Purchased new by its original owner, Florida-based super car collector Don Wallace, Mr. Wallace worked directly with McLaren’s Special Operations (MSO) department to create not one, but two cars built to his demanding specifications. McLaren’s Volcano Red was chosen for the exterior color, an eye-catching and eye-watering $10,850 option. Further accentuated by black “stealth” finished wheels, the car’s Volcano Red finish is also featured on certain elements on the car’s interior, including the switches, vent bezels, door inserts, and contrasting red seat stitching. Upon selling the car in 2015, Mr. Wallace commented that “of all the cars I have raced over the years and the supercars that I have had the pleasure of owning, this P1 is by far the fastest street-legal machine I have ever driven. It is terrifyingly quick, and performance is absolutely incredible.

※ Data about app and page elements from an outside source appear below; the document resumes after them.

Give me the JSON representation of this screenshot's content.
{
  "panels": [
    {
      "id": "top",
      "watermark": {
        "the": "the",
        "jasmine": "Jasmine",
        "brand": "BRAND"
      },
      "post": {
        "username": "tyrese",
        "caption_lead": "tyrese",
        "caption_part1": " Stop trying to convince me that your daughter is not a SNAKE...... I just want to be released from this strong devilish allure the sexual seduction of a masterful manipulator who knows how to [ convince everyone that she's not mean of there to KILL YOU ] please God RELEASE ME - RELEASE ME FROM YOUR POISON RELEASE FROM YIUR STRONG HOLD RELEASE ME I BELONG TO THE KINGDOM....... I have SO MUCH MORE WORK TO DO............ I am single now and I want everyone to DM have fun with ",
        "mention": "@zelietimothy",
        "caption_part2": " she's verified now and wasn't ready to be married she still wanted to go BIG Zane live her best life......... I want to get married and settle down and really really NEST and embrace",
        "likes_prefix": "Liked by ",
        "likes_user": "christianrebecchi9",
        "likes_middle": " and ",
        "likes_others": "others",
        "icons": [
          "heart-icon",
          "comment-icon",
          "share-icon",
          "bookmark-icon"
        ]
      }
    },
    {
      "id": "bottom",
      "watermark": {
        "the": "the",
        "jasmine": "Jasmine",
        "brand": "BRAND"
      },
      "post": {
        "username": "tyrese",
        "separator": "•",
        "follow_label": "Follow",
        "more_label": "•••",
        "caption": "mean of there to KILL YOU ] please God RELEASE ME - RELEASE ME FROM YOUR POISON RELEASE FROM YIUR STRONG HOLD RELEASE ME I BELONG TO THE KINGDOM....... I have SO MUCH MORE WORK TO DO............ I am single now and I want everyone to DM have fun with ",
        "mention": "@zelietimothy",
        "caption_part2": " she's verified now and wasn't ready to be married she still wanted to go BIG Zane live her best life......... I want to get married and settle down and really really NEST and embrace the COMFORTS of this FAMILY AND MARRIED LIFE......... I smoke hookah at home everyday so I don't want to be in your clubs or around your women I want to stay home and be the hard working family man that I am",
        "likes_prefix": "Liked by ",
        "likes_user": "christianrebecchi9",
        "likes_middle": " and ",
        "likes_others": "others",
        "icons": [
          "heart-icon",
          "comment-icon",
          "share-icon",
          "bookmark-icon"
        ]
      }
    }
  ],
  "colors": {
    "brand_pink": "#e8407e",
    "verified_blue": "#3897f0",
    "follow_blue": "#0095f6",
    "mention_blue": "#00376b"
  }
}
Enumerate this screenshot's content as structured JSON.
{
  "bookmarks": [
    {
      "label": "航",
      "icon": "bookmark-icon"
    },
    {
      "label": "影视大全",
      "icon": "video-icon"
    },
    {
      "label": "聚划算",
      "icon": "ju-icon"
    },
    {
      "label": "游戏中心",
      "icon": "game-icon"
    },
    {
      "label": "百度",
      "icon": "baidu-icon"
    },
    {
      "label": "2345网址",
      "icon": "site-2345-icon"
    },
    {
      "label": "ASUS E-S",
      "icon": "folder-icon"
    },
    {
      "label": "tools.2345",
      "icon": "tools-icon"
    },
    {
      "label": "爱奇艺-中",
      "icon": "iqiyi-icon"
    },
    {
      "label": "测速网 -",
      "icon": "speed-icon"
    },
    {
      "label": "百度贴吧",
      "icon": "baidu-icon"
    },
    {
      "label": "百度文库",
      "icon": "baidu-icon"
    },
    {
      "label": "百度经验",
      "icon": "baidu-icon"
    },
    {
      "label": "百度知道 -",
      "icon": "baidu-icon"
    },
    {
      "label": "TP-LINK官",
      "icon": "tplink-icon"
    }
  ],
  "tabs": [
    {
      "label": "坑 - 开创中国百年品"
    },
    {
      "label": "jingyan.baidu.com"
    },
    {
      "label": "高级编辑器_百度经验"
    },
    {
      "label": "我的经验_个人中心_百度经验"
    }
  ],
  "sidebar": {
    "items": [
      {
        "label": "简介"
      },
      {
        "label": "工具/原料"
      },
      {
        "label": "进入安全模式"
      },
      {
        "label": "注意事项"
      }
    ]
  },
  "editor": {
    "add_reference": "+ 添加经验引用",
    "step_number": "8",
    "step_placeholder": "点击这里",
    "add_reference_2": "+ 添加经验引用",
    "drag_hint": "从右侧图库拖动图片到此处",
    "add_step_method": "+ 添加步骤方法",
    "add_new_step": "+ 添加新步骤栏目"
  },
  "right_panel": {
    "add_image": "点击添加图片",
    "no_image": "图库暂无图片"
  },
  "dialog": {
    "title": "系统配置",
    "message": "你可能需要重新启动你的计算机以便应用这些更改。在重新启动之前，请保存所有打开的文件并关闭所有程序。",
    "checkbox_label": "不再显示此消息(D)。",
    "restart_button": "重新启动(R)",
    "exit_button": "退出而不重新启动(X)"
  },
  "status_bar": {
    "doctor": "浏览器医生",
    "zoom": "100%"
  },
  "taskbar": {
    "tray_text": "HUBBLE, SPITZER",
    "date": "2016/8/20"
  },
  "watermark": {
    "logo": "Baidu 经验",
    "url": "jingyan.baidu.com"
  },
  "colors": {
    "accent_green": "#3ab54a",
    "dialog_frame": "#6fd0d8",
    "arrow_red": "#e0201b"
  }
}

Many thanks go to McLaren and the extra efforts they made on my behalf.”
In 2015, the P1 was acquired by its second owner, also based in Florida, and it has been very well kept and maintained in his collection since. In March 2016, the P1 participated in a standing mile competition at the Shuttle Landing Facility at the John F. Kennedy Space Center in Merritt Island, Florida. At the competition, the P1 handedly earned the fastest run of the day and was the only car to break the 200-mph barrier, clocking an impressive 205.296 mph at the mile marker. The car continued to accelerate, topping 214 mph at 1.25 miles before slowing down at the end of the runway. It is believed that this was the fastest standing mile ever completed for an unmodified car. More recently, the P1 has been fully serviced at McLaren Tampa where it was fitted with a new primary battery.
Only 375 P1s were built, making it the rarest of the hybrid hypercar trio. As such, it will surely remain collectable not only for its rarity, but for its innovative performance and stunning good looks. Benefitting from just two owners, less than 750 miles, and following a fresh service, this P1 is ready to be driven (at top speed!) and enjoyed by its next custodian.
To view this car and others currently consigned to this auction, please visit the RM website at rmsothebys.com/en/auctions/am19.